When state Sen. Toby Stavisky (D-Flushing) and her husband rented a car and traveled through Israel to celebrate their 25th wedding anniversary years ago, they decided to see the Palestinian-controlled Gaza Strip for themselves, she said.
“The minute we got to Gaza, we saw the rocks and the stones being thrown at our car,” Stavisky said. “Why? Because the car had an Israeli plate.”
Queens’ only Jewish state senator wasn’t the only one with a harrowing tale to tell on Thursday on the steps of Borough Hall.
Just hours before Israel sent troops into the Gaza Strip as fighting continues in the region, numerous elected officials and religious leaders joined Stavisky in Kew Gardens to share their own stories and voice their support for the Jewish state in its ongoing conflict with the Palestinians.
Some clerics called for lasting peace in the region, while others, such as Councilwoman Karen Koslowitz (D-Forest Hills), demanded a halt to rocket attacks launched by Hamas, the governing body of the Gaza Strip and a State Department-classified terrorist organization.
She emotionally described her mother’s fleeing of Poland in 1923 after the murder of her grandfather, who she said was taken from his home and killed because he was Jewish, and called on Israelis to defend themselves from the “warped” Palestinians hellbent on destroying the nation.

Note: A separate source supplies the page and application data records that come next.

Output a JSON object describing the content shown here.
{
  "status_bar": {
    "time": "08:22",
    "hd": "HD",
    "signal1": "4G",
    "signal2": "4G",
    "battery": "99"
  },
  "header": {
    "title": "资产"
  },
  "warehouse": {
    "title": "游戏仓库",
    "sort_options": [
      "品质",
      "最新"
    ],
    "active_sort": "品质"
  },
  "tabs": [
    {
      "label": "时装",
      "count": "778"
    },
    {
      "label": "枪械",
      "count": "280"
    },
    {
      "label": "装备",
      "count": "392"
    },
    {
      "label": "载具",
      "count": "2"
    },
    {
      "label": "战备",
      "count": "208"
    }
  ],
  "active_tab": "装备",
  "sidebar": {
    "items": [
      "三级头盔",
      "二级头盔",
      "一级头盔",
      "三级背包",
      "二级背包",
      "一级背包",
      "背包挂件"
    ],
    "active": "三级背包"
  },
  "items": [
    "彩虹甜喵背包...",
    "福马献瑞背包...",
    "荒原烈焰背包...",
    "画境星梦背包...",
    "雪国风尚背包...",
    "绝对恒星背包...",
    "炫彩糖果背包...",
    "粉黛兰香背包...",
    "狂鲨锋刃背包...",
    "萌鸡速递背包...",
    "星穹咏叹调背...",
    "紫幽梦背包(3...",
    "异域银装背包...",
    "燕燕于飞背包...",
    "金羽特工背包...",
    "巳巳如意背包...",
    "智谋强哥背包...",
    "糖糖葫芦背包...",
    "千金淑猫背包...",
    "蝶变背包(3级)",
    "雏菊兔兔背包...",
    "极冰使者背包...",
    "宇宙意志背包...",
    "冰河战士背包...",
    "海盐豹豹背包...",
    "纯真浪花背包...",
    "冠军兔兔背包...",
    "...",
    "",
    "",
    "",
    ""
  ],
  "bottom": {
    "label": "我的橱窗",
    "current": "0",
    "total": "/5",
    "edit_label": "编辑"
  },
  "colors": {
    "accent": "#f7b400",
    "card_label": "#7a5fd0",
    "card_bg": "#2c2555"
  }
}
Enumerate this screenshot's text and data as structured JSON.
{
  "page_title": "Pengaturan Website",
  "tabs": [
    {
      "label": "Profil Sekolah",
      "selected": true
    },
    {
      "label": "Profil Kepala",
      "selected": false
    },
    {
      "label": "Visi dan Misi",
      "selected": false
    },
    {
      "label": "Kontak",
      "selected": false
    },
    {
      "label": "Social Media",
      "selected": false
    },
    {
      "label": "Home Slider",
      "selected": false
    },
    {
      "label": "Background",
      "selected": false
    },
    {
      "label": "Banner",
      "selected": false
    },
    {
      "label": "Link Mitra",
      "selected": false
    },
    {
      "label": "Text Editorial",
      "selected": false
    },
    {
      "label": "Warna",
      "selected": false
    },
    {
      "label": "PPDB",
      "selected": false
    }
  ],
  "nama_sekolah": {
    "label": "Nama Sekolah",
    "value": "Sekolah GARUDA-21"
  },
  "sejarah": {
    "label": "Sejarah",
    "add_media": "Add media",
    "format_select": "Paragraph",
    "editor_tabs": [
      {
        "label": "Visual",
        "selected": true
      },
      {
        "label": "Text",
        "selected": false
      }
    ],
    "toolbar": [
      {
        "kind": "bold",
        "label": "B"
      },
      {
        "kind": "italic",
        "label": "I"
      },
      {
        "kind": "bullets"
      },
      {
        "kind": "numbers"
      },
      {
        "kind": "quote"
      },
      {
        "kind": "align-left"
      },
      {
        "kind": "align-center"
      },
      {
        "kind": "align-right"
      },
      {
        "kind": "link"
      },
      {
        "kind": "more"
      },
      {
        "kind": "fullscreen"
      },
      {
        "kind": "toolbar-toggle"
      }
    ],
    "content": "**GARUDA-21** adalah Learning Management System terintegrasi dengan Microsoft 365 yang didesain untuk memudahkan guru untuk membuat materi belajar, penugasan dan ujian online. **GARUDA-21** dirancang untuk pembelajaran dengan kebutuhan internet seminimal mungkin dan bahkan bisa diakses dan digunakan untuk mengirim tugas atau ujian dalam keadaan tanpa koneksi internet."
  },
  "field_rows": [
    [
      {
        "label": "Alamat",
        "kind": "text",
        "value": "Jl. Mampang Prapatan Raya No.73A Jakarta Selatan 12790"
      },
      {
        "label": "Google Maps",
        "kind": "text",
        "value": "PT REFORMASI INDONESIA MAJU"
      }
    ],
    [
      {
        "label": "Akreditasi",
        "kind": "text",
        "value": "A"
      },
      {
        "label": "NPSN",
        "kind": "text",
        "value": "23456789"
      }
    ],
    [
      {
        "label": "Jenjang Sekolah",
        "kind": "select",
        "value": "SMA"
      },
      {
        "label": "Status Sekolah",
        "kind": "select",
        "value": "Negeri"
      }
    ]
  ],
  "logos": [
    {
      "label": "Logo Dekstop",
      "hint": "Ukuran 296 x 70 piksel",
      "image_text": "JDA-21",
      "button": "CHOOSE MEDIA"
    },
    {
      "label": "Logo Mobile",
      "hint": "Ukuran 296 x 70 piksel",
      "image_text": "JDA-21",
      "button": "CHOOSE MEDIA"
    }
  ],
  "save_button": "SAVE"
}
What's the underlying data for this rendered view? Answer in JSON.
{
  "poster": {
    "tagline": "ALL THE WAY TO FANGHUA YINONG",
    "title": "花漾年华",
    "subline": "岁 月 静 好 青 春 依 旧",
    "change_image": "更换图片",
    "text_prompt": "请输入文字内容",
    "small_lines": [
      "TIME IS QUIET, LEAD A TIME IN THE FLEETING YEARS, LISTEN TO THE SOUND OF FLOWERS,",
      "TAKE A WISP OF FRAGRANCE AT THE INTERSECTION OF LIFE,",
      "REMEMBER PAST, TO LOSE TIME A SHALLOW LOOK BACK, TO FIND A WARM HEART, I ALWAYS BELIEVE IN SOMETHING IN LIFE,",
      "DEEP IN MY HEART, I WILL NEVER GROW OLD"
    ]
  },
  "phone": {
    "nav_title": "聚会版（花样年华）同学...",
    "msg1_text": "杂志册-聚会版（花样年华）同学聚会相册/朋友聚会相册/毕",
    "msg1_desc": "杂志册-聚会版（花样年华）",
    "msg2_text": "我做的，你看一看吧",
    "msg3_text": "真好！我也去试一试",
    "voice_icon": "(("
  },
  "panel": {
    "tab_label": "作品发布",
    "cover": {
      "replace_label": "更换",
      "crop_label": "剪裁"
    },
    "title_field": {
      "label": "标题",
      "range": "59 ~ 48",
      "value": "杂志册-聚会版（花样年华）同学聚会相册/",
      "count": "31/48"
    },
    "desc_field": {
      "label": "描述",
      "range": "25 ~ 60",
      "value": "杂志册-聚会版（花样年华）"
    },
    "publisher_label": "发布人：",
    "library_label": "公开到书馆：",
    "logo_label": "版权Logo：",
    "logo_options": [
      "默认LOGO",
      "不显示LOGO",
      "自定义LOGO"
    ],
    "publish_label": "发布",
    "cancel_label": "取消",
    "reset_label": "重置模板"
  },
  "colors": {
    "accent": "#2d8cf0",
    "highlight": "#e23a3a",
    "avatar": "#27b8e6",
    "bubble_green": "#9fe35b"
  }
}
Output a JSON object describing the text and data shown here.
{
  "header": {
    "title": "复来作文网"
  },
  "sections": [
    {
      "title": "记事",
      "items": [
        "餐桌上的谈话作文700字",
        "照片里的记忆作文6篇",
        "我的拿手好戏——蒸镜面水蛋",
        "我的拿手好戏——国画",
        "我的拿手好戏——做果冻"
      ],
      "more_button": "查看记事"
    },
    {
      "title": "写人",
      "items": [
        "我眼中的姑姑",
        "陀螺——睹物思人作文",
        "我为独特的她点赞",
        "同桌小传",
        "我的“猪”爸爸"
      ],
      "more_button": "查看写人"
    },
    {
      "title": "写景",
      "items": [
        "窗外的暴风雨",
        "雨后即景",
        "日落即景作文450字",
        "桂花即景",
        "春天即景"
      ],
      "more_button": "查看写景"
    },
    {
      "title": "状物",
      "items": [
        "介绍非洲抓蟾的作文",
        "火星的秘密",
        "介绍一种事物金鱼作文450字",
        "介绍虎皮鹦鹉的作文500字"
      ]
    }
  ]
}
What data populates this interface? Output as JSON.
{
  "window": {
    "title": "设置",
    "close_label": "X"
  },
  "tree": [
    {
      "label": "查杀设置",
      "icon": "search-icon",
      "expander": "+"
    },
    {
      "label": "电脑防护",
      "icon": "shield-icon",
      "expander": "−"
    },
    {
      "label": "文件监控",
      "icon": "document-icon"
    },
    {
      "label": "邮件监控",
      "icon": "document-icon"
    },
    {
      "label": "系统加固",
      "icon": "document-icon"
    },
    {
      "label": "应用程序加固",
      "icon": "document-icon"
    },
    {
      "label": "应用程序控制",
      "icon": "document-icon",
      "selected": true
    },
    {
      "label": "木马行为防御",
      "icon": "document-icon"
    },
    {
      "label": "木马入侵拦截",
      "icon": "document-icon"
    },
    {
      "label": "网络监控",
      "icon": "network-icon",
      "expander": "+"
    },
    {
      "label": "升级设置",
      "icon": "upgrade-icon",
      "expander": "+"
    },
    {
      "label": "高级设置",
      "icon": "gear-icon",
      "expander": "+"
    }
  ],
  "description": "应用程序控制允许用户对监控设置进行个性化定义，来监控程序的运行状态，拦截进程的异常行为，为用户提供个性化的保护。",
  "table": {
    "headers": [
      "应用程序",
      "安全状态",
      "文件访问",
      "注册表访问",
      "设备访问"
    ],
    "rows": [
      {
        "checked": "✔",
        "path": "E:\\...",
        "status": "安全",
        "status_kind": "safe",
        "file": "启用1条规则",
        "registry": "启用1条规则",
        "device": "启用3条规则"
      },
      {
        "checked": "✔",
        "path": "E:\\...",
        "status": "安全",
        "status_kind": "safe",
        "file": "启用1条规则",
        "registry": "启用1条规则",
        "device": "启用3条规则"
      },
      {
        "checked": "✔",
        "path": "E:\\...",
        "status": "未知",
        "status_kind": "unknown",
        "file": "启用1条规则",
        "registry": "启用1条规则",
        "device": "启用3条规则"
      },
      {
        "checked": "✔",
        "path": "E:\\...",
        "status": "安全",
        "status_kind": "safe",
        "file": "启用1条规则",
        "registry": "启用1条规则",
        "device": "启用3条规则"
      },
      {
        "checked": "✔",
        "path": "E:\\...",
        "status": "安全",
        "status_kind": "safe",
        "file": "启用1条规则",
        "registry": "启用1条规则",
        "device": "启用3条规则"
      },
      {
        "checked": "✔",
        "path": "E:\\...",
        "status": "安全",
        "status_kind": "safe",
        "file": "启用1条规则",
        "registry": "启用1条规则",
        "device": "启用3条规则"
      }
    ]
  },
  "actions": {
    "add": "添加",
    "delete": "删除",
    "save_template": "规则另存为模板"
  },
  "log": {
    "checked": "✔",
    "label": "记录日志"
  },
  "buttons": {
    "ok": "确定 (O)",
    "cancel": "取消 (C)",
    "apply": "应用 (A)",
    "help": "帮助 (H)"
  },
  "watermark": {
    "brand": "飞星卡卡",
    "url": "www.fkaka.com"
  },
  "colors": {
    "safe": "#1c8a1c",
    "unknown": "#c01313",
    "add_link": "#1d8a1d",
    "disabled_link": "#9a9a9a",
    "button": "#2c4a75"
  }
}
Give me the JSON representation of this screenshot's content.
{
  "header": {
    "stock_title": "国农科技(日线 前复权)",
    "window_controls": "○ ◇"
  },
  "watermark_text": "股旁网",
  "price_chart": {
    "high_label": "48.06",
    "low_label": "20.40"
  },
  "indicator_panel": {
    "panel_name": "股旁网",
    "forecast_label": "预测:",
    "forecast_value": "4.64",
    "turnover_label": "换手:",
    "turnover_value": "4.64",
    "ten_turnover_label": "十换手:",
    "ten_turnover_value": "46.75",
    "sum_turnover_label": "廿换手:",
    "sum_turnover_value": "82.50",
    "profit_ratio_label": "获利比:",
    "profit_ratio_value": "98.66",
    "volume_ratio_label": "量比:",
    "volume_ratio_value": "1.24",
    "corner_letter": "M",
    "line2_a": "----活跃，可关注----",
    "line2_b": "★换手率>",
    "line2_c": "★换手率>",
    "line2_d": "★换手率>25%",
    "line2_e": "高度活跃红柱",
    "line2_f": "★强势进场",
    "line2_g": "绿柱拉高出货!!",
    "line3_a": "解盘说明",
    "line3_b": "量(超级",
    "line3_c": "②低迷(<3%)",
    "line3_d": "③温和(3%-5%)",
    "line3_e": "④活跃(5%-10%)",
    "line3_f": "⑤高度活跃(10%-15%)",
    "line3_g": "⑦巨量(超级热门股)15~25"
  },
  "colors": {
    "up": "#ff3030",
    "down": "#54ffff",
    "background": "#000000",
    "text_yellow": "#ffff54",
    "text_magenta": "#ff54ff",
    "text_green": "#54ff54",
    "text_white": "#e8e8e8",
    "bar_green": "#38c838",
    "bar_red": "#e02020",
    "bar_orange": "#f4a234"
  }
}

“I’ve lived my whole life with Jews being attacked. Enough is enough,” Koslowitz said. “The Palestinians, they don’t care. Hamas doesn’t care about their children. We do.
“Their thinking is warped. They are warped and they better stop killing our people,” she continued. “They started it, and we will finish it.”
The event, sponsored by the Queens Jewish Community Council, was attended by Jewish elected officials such as Borough President Melinda Katz, Councilman Rory Lancman (D-Fresh Meadows) and Assemblymembers Michael Simanowitz (D-Flushing) and Nily Rozic (D-Fresh Meadows), who was born in Israel.
State Senate hopefuls John Liu and S.J. Jung were also in attendance, as was state Senate candidate and former Deputy Borough President Leroy Comrie.
Next to the rally stood two middle-aged Palestinian supporters, who silently held signs claiming Hamas isn’t the only “enemy to peace” in the region.
In Katz’ speech to the crowd, she asked supporters to put themselves in the shoes of Israeli parents with young children.
“I have two little boys, a 3-year-old and a 6-year-old I drop off every day at school. I can’t imagine if every time I left them, I had to worry about their safety,” Katz said. “You deserve a right to defend your people. You deserve a right to have a normal life and we are here to support Israel’s right to do so.”
Later Thursday, Israel launched a ground offensive into the Gaza Strip in order to halt Hamas rocket attacks and destroy underground tunnels allegedly being used by militants to illegally infiltrate Israeli territory.
Over 500 Palestinians, 70 percent of whom the United Nations estimates were civilians, and 20 Israelis were killed in the first five days of the ground campaign.